EXERCISE DIRECTIONS: For the material that follows, list every line containing the word "arrow".

DATA EXTRACT:
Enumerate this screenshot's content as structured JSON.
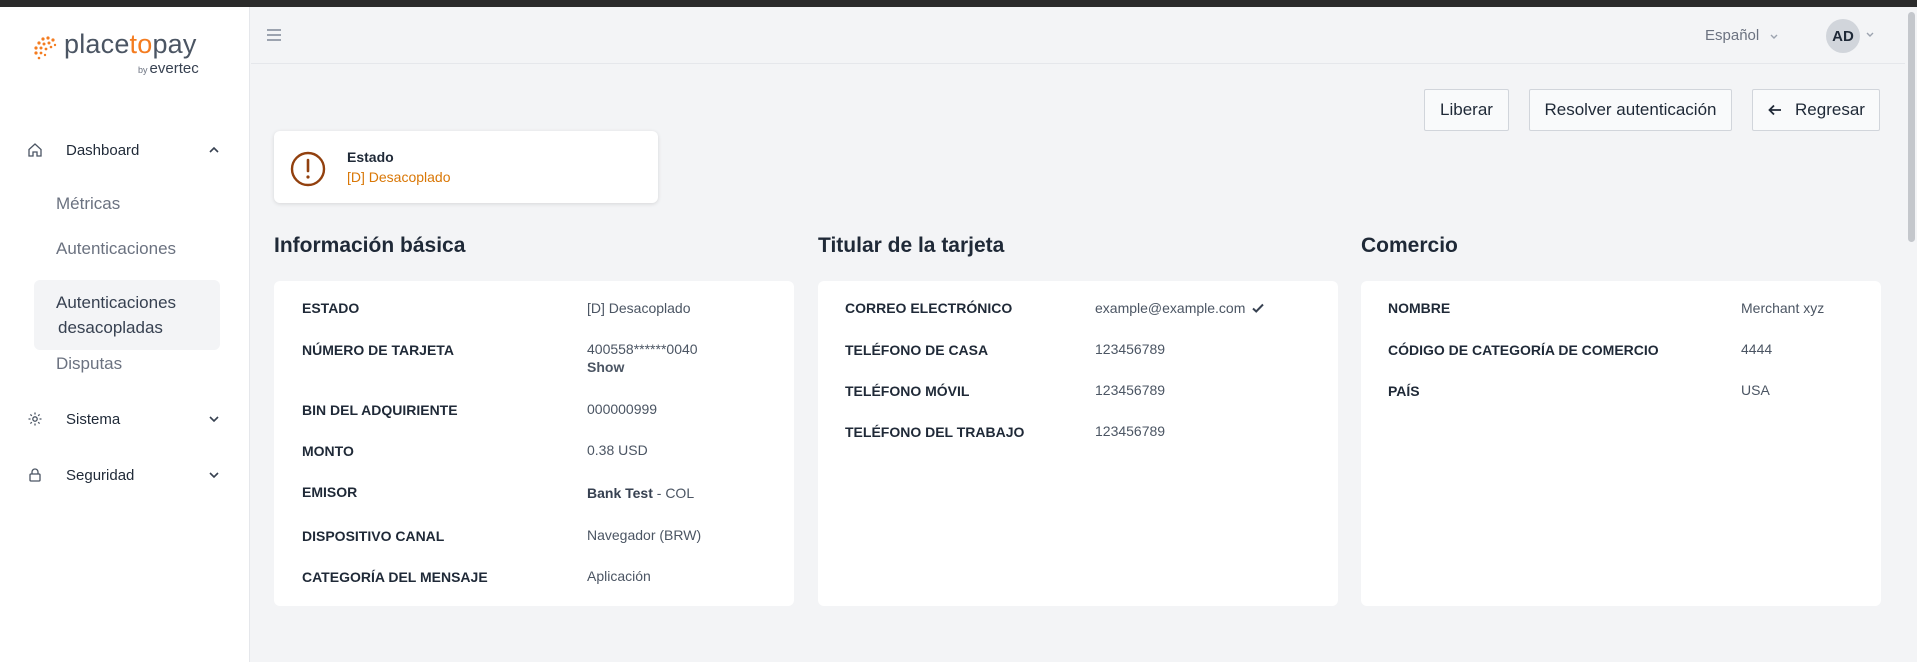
{
  "brand": {
    "logo_main_part1": "place",
    "logo_main_accent": "to",
    "logo_main_part2": "pay",
    "logo_by": "by",
    "logo_sub": "evertec"
  },
  "sidebar": {
    "dashboard_label": "Dashboard",
    "dashboard_items": [
      "Métricas",
      "Autenticaciones",
      "Autenticaciones desacopladas",
      "Disputas"
    ],
    "sistema_label": "Sistema",
    "seguridad_label": "Seguridad"
  },
  "header": {
    "language": "Español",
    "avatar_initials": "AD"
  },
  "actions": {
    "liberar": "Liberar",
    "resolver": "Resolver autenticación",
    "regresar": "Regresar"
  },
  "status": {
    "title": "Estado",
    "value": "[D] Desacoplado",
    "value_color": "#d97706"
  },
  "basic_info": {
    "title": "Información básica",
    "rows": [
      {
        "label": "ESTADO",
        "value": "[D] Desacoplado"
      },
      {
        "label": "NÚMERO DE TARJETA",
        "value": "400558******0040",
        "link": "Show"
      },
      {
        "label": "BIN DEL ADQUIRIENTE",
        "value": "000000999"
      },
      {
        "label": "MONTO",
        "value": "0.38 USD"
      },
      {
        "label": "EMISOR",
        "value_bold": "Bank Test",
        "value": " - COL"
      },
      {
        "label": "DISPOSITIVO CANAL",
        "value": "Navegador (BRW)"
      },
      {
        "label": "CATEGORÍA DEL MENSAJE",
        "value": "Aplicación"
      }
    ]
  },
  "cardholder": {
    "title": "Titular de la tarjeta",
    "rows": [
      {
        "label": "CORREO ELECTRÓNICO",
        "value": "example@example.com"
      },
      {
        "label": "TELÉFONO DE CASA",
        "value": "123456789"
      },
      {
        "label": "TELÉFONO MÓVIL",
        "value": "123456789"
      },
      {
        "label": "TELÉFONO DEL TRABAJO",
        "value": "123456789"
      }
    ]
  },
  "merchant": {
    "title": "Comercio",
    "rows": [
      {
        "label": "NOMBRE",
        "value": "Merchant xyz"
      },
      {
        "label": "CÓDIGO DE CATEGORÍA DE COMERCIO",
        "value": "4444"
      },
      {
        "label": "PAÍS",
        "value": "USA"
      }
    ]
  }
}
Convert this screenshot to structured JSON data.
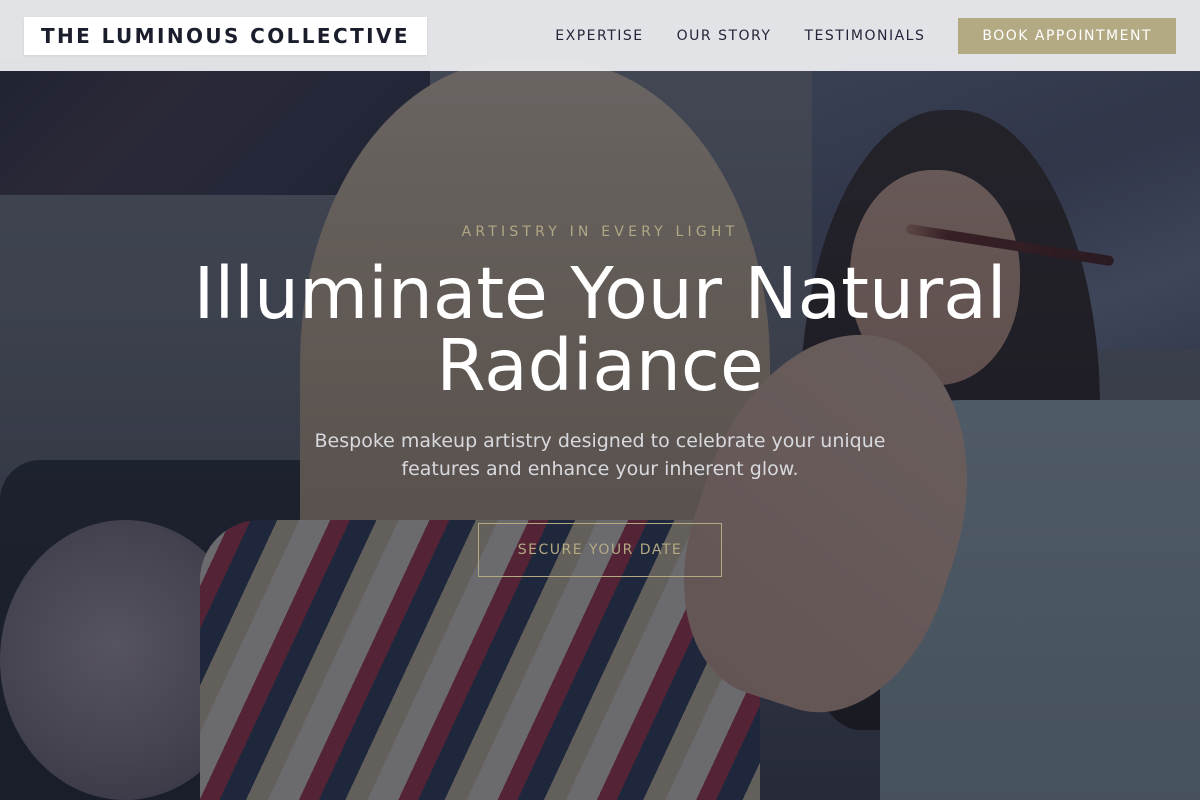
{
  "brand": {
    "name": "THE LUMINOUS COLLECTIVE"
  },
  "nav": {
    "links": [
      "EXPERTISE",
      "OUR STORY",
      "TESTIMONIALS"
    ],
    "cta_label": "BOOK APPOINTMENT"
  },
  "hero": {
    "eyebrow": "ARTISTRY IN EVERY LIGHT",
    "headline_line1": "Illuminate Your Natural",
    "headline_line2": "Radiance",
    "subhead_line1": "Bespoke makeup artistry designed to celebrate your unique",
    "subhead_line2": "features and enhance your inherent glow.",
    "cta_label": "SECURE YOUR DATE",
    "background_image": "makeup-artist-applying-eyeshadow-photo-icon"
  },
  "colors": {
    "accent": "#b3a983",
    "dark_text": "#1a1d2b",
    "overlay": "#161a2a"
  }
}
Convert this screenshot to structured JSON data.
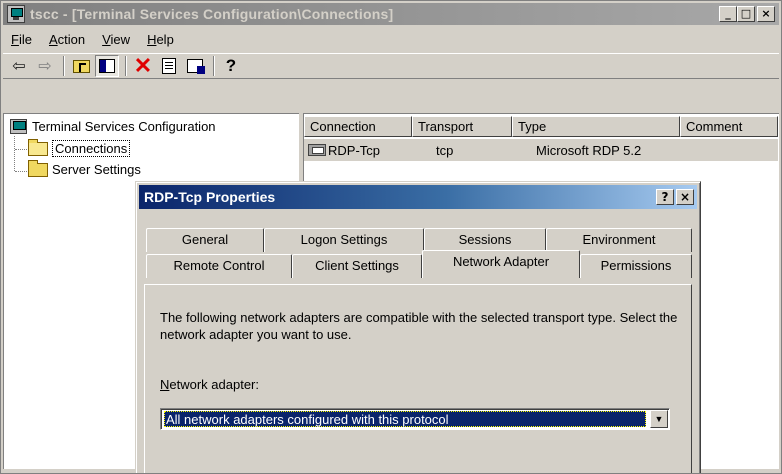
{
  "window": {
    "title": "tscc - [Terminal Services Configuration\\Connections]",
    "buttons": {
      "minimize": "_",
      "maximize": "□",
      "close": "×"
    }
  },
  "menu": [
    {
      "label": "File",
      "accel": "F",
      "rest": "ile"
    },
    {
      "label": "Action",
      "accel": "A",
      "rest": "ction"
    },
    {
      "label": "View",
      "accel": "V",
      "rest": "iew"
    },
    {
      "label": "Help",
      "accel": "H",
      "rest": "elp"
    }
  ],
  "toolbar": {
    "icons": [
      "back-arrow-icon",
      "forward-arrow-icon",
      "up-folder-icon",
      "show-hide-tree-icon",
      "delete-icon",
      "properties-icon",
      "export-list-icon",
      "help-icon"
    ]
  },
  "tree": {
    "root": "Terminal Services Configuration",
    "items": [
      "Connections",
      "Server Settings"
    ],
    "selected": "Connections"
  },
  "list": {
    "columns": [
      "Connection",
      "Transport",
      "Type",
      "Comment"
    ],
    "rows": [
      {
        "connection": "RDP-Tcp",
        "transport": "tcp",
        "type": "Microsoft RDP 5.2",
        "comment": ""
      }
    ]
  },
  "dialog": {
    "title": "RDP-Tcp Properties",
    "buttons": {
      "help": "?",
      "close": "×"
    },
    "tabs_back": [
      "General",
      "Logon Settings",
      "Sessions",
      "Environment"
    ],
    "tabs_front": [
      "Remote Control",
      "Client Settings",
      "Network Adapter",
      "Permissions"
    ],
    "active_tab": "Network Adapter",
    "description": "The following network adapters are compatible with the selected transport type. Select the network adapter you want to use.",
    "adapter_label_accel": "N",
    "adapter_label_rest": "etwork adapter:",
    "adapter_value": "All network adapters configured with this protocol"
  }
}
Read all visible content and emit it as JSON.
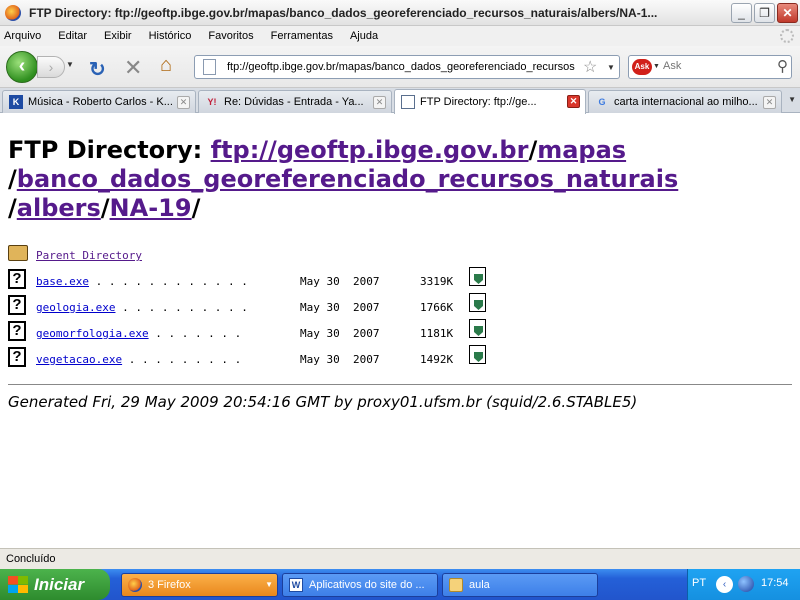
{
  "window": {
    "title": "FTP Directory: ftp://geoftp.ibge.gov.br/mapas/banco_dados_georeferenciado_recursos_naturais/albers/NA-1...",
    "minimize": "_",
    "maximize": "❐",
    "close": "✕"
  },
  "menu": [
    "Arquivo",
    "Editar",
    "Exibir",
    "Histórico",
    "Favoritos",
    "Ferramentas",
    "Ajuda"
  ],
  "navbar": {
    "url": "ftp://geoftp.ibge.gov.br/mapas/banco_dados_georeferenciado_recursos",
    "search_placeholder": "Ask",
    "search_provider_label": "Ask"
  },
  "tabs": [
    {
      "label": "Música - Roberto Carlos - K...",
      "favicon": "K",
      "favicon_color": "#1e4ba3",
      "active": false
    },
    {
      "label": "Re: Dúvidas - Entrada - Ya...",
      "favicon": "Y!",
      "favicon_color": "#c0203a",
      "active": false
    },
    {
      "label": "FTP Directory: ftp://ge...",
      "favicon": "page-icon",
      "favicon_color": "#5a6f8e",
      "active": true
    },
    {
      "label": "carta internacional ao milho...",
      "favicon": "G",
      "favicon_color": "#3d7be0",
      "active": false
    }
  ],
  "page": {
    "heading_prefix": "FTP Directory: ",
    "path_segments": [
      {
        "text": "ftp://geoftp.ibge.gov.br",
        "sep_after": "/"
      },
      {
        "text": "mapas",
        "sep_after": " /"
      },
      {
        "text": "banco_dados_georeferenciado_recursos_naturais",
        "sep_after": " /"
      },
      {
        "text": "albers",
        "sep_after": "/"
      },
      {
        "text": "NA-19",
        "sep_after": "/"
      }
    ],
    "parent_directory": "Parent Directory",
    "files": [
      {
        "name": "base.exe",
        "dots": "         . . . . . . . . . . . . ",
        "date": "May 30  2007",
        "size": "3319K"
      },
      {
        "name": "geologia.exe",
        "dots": "             . . . . . . . . . . ",
        "date": "May 30  2007",
        "size": "1766K"
      },
      {
        "name": "geomorfologia.exe",
        "dots": "                  . . . . . . . ",
        "date": "May 30  2007",
        "size": "1181K"
      },
      {
        "name": "vegetacao.exe",
        "dots": "              . . . . . . . . . ",
        "date": "May 30  2007",
        "size": "1492K"
      }
    ],
    "generated_note": "Generated Fri, 29 May 2009 20:54:16 GMT by proxy01.ufsm.br (squid/2.6.STABLE5)"
  },
  "status": "Concluído",
  "taskbar": {
    "start_label": "Iniciar",
    "tasks": [
      {
        "label": "3 Firefox",
        "icon": "firefox-icon",
        "active": true
      },
      {
        "label": "Aplicativos do site do ...",
        "icon": "word-icon",
        "active": false
      },
      {
        "label": "aula",
        "icon": "folder-icon",
        "active": false
      }
    ],
    "language": "PT",
    "clock": "17:54"
  }
}
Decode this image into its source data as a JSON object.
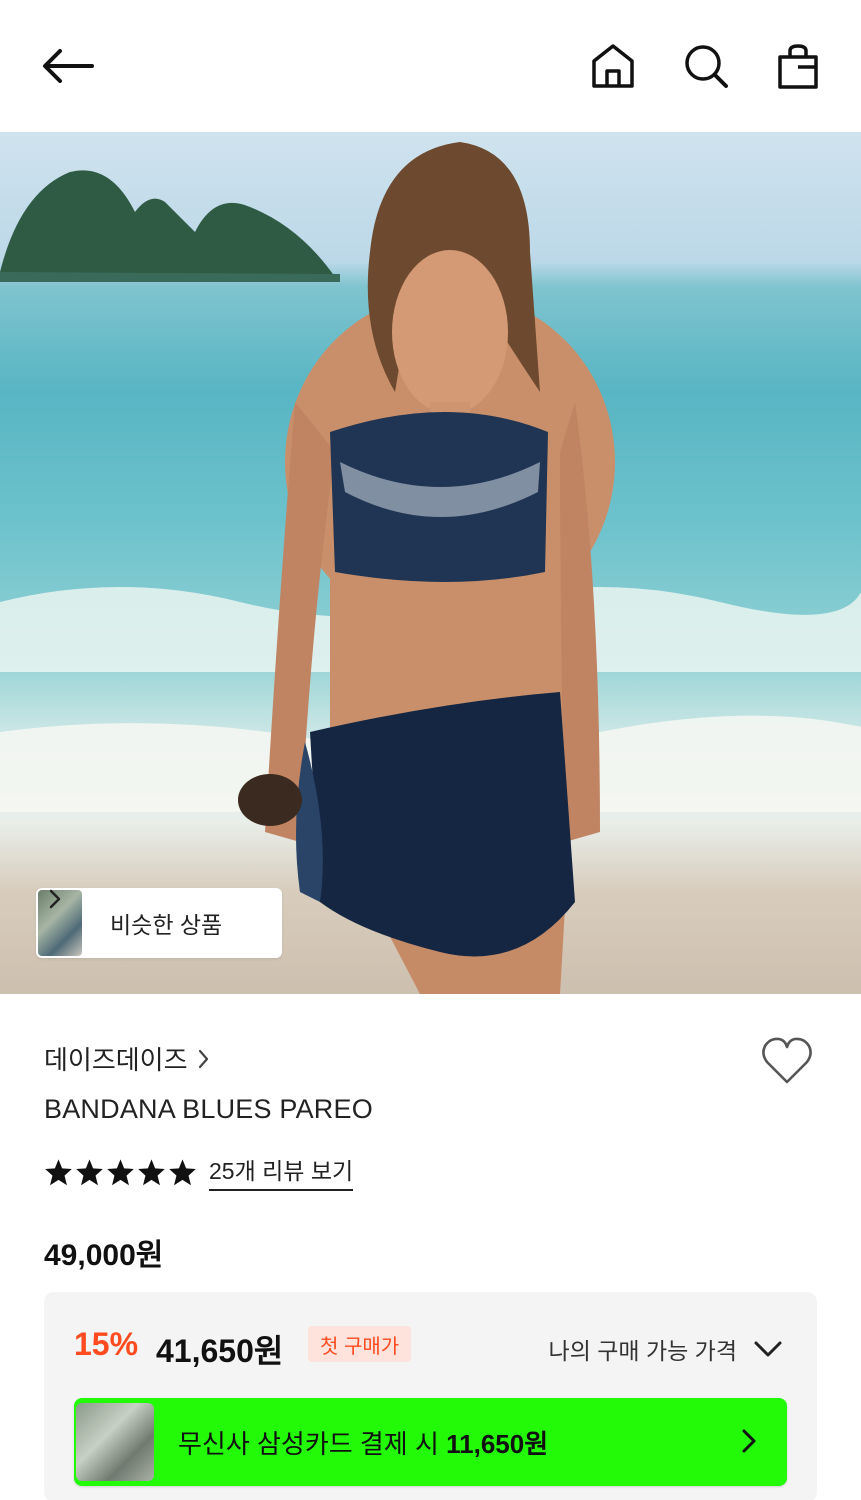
{
  "header": {
    "back_icon": "arrow-left-icon",
    "home_icon": "home-icon",
    "search_icon": "search-icon",
    "bag_icon": "shopping-bag-icon"
  },
  "hero": {
    "similar_label": "비슷한 상품"
  },
  "product": {
    "brand": "데이즈데이즈",
    "name": "BANDANA BLUES PAREO",
    "rating_stars": 5,
    "review_link": "25개 리뷰 보기",
    "price": "49,000원"
  },
  "price_box": {
    "discount": "15%",
    "final_price": "41,650원",
    "badge": "첫 구매가",
    "my_price_label": "나의 구매 가능 가격",
    "card_text": "무신사 삼성카드 결제 시",
    "card_amount": "11,650원"
  },
  "colors": {
    "accent_red": "#ff4b1f",
    "banner_green": "#22fa08",
    "badge_bg": "#fde3dc"
  }
}
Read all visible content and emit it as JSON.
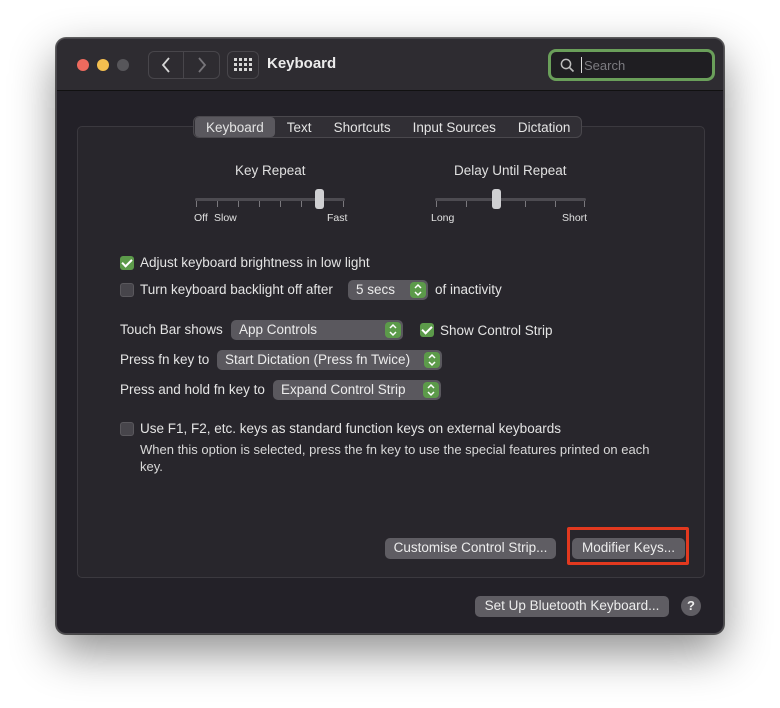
{
  "window": {
    "title": "Keyboard"
  },
  "search": {
    "placeholder": "Search"
  },
  "tabs": [
    "Keyboard",
    "Text",
    "Shortcuts",
    "Input Sources",
    "Dictation"
  ],
  "active_tab": "Keyboard",
  "sliders": {
    "key_repeat": {
      "label": "Key Repeat",
      "min_labels": [
        "Off",
        "Slow"
      ],
      "max_label": "Fast",
      "value": 0.85
    },
    "delay_until_repeat": {
      "label": "Delay Until Repeat",
      "min_label": "Long",
      "max_label": "Short",
      "value": 0.4
    }
  },
  "options": {
    "adjust_brightness": {
      "label": "Adjust keyboard brightness in low light",
      "checked": true
    },
    "backlight_off": {
      "label": "Turn keyboard backlight off after",
      "checked": false,
      "duration": "5 secs",
      "suffix": "of inactivity"
    },
    "touch_bar": {
      "label": "Touch Bar shows",
      "value": "App Controls"
    },
    "show_control_strip": {
      "label": "Show Control Strip",
      "checked": true
    },
    "fn_key": {
      "label": "Press fn key to",
      "value": "Start Dictation (Press fn Twice)"
    },
    "hold_fn": {
      "label": "Press and hold fn key to",
      "value": "Expand Control Strip"
    },
    "function_keys": {
      "label": "Use F1, F2, etc. keys as standard function keys on external keyboards",
      "description": "When this option is selected, press the fn key to use the special features printed on each key.",
      "checked": false
    }
  },
  "buttons": {
    "customise": "Customise Control Strip...",
    "modifier": "Modifier Keys...",
    "bluetooth": "Set Up Bluetooth Keyboard...",
    "help": "?"
  },
  "colors": {
    "accent": "#5c9a4a",
    "highlight": "#e2391f",
    "search_focus": "#6a9f5a"
  }
}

SOLUTION FOR THIS PROBLEM:
      "back-arrow-icon",
      "forward-arrow-icon",
    "back_icon": "arrow-left-icon",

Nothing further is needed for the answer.